When Jake Sieg became Lac Qui Parle County auditor five years ago, farmland in the area sold for $1,000 an acre or $1,500 at best.
Today that same land regularly sells for $5,000 an acre and some parcels have fetched as much as $9,000 an acre.
"The big question is: Where is it going to stop?" Sieg said of rising property values. "From what we understand, as long as commodity prices stay strong, they're going to keep on increasing."
Thanks to the agricultural boom, in many rural counties farms make up an increasing share of the tax base. That is one reason many Minnesota homeowners will see smaller property tax bills next year.
The tax break isn't coming because of a change in state policy or newfound efficiency in local governments. Instead, tax bills are falling because the property tax burden is shifting onto farms and businesses.
That's music to the ears of Alice Ferdinand, who over the last 10 years saw the value of her south Minneapolis home skyrocket, then plummet. During that same period, her property taxes went only one direction.
"Taxes have always gone up," Ferdinand said. "One year, there was a 12-percent increase.
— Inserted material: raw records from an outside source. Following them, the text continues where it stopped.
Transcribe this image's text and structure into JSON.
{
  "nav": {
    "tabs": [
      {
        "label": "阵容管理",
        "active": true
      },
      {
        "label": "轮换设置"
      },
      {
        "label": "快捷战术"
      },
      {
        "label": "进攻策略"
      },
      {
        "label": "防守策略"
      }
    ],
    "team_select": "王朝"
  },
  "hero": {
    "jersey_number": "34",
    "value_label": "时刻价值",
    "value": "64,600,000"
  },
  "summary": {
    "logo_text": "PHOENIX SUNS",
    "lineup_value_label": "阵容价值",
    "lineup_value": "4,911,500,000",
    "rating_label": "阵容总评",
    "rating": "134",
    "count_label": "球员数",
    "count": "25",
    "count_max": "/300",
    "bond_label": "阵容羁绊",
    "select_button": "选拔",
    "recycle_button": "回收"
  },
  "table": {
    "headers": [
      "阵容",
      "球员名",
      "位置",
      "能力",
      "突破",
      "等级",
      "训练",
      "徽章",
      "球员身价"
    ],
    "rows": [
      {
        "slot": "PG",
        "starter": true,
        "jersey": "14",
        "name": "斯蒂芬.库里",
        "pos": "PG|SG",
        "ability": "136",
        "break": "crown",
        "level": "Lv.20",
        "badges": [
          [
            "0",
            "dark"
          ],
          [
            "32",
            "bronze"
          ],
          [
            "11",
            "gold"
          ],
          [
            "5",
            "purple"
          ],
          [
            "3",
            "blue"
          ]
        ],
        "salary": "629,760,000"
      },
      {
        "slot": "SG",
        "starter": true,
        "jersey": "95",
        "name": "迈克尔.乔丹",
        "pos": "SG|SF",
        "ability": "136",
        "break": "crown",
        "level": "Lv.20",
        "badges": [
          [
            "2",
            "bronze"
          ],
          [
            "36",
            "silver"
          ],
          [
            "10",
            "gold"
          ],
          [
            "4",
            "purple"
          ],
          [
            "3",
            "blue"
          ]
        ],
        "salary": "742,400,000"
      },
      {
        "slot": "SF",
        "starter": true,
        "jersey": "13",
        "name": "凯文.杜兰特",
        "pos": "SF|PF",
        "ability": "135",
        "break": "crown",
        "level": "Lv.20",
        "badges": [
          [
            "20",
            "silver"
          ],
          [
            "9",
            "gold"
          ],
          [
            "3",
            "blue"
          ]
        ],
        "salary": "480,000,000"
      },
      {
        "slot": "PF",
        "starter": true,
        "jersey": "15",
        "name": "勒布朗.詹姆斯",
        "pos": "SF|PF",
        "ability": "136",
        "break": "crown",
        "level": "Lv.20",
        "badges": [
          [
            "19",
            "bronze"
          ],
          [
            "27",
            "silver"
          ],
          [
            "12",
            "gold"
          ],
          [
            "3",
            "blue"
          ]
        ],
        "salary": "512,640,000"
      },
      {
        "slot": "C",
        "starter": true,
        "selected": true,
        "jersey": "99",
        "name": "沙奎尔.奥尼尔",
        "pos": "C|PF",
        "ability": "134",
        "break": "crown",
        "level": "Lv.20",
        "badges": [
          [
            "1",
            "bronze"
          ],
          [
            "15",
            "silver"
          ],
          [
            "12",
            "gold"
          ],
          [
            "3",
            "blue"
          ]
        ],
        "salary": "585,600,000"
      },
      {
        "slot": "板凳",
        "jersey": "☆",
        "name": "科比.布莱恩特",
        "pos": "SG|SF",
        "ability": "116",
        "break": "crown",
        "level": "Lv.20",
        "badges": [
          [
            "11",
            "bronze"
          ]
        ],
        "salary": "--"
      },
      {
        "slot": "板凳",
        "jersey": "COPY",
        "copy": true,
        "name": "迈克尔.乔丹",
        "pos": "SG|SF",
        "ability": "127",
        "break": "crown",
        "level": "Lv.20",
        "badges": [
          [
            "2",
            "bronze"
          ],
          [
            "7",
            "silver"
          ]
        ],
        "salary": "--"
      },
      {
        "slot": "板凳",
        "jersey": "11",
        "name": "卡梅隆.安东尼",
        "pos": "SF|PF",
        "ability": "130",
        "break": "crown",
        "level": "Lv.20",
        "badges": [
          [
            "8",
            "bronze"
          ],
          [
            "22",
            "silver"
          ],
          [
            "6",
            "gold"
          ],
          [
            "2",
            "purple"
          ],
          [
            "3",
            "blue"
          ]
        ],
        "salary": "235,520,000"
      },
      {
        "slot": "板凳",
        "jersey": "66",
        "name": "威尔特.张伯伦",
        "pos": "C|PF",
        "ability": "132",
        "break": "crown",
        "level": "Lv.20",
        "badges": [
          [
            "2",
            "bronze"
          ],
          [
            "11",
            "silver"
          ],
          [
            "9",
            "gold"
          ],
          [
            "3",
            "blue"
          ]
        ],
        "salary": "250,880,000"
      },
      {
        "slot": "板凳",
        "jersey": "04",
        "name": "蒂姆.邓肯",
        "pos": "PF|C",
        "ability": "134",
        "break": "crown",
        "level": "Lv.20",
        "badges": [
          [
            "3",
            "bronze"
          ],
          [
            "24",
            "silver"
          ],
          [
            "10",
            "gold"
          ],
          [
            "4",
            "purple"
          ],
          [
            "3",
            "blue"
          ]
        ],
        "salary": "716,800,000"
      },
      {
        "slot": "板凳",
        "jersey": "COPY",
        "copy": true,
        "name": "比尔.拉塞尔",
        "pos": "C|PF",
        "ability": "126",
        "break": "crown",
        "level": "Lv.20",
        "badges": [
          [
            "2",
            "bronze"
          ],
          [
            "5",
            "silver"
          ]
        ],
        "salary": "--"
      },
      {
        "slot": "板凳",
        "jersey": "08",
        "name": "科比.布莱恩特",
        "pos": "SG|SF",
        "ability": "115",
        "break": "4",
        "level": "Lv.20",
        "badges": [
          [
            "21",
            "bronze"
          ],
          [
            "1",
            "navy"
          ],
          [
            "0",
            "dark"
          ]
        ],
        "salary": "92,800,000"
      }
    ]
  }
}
One year it was almost 17 percent."
Ferdinand was stunned to learn that, next year, her taxes are expected to fall. But she isn't complaining.
"I'm very happy," she said. "Never turn down money that reduces the bills you have to pay."
Ferdinand's tax break won't be huge. She'll likely save about 2 percent , or about $60 dollars, estimates Ken Rowe, administrative manager in Hennepin County's property tax division.
Most of the county's other homeowners also can expect lower tax bills, he said.
"I think that most owners of homestead property are going to be pleasantly surprised," Rowe said. "I think that there are a lot of commercial, and non-homestead and apartment owners that are not going to be quite as pleasantly surprised by what they see on their tax bills."
SHIFTING THE TAX BURDEN
The overall tax burden isn't diminishing. Instead, it's shifting because some sectors of the real estate market fared better than others in the annual tax assessments.
"Homestead property is continuing a decline," Rowe said, "whereas commercial property has kind of stabilized in value."
Property tax officials throughout the seven-county Twin Cities metro area report a similar trend, and they also expect the tax burden to shift from homeowners to people who own other types of property.
The effect on homeowners will be the same: they'll pay less in property taxes; other land owners will pay more.
That's unusual, said Steve Hinze, who tracks property tax trends for the non-partisan House Research department at the state Legislature. His data show only one year in the last 10 when the average property tax burden on homeowners dropped.
"In the early part of this decade, home values tended to be rising at particularly fast rates," Hinze said. "So homes really were tending to take on more than their share just because of that.
"In the last four years or so, when home values have been stagnant or falling, the state has been in budgetary trouble and has really pulled back aids to cause local governments to have to levy more," he said. "So even though home values have fallen off, in most years homes have still seen an increase in taxes on average."
Hinze is quick to note that even next year plenty of homeowners will still see a tax hike.
Those lucky enough to live in a neighborhood where homes values did better than average may see a bigger tax bill next year. Also, in places where the city, school district and county raised their levies significantly, such actions could result in tax hikes for everyone who lives there.
But based on the data currently available, Hinze's research suggests most homeowners will be relieved when they open their Truth in Taxation notices next month.
The property tax burden on Minnesota homeowners has risen sharply over the past decade, but next year the Legislature's House research department predicts they will see some modest relief. There has been only one year in the past ten when the amount of property taxes paid by homeowners across the state has dropped. View larger version of this chart
Graph by Robert Boos, Minnesota Public Radio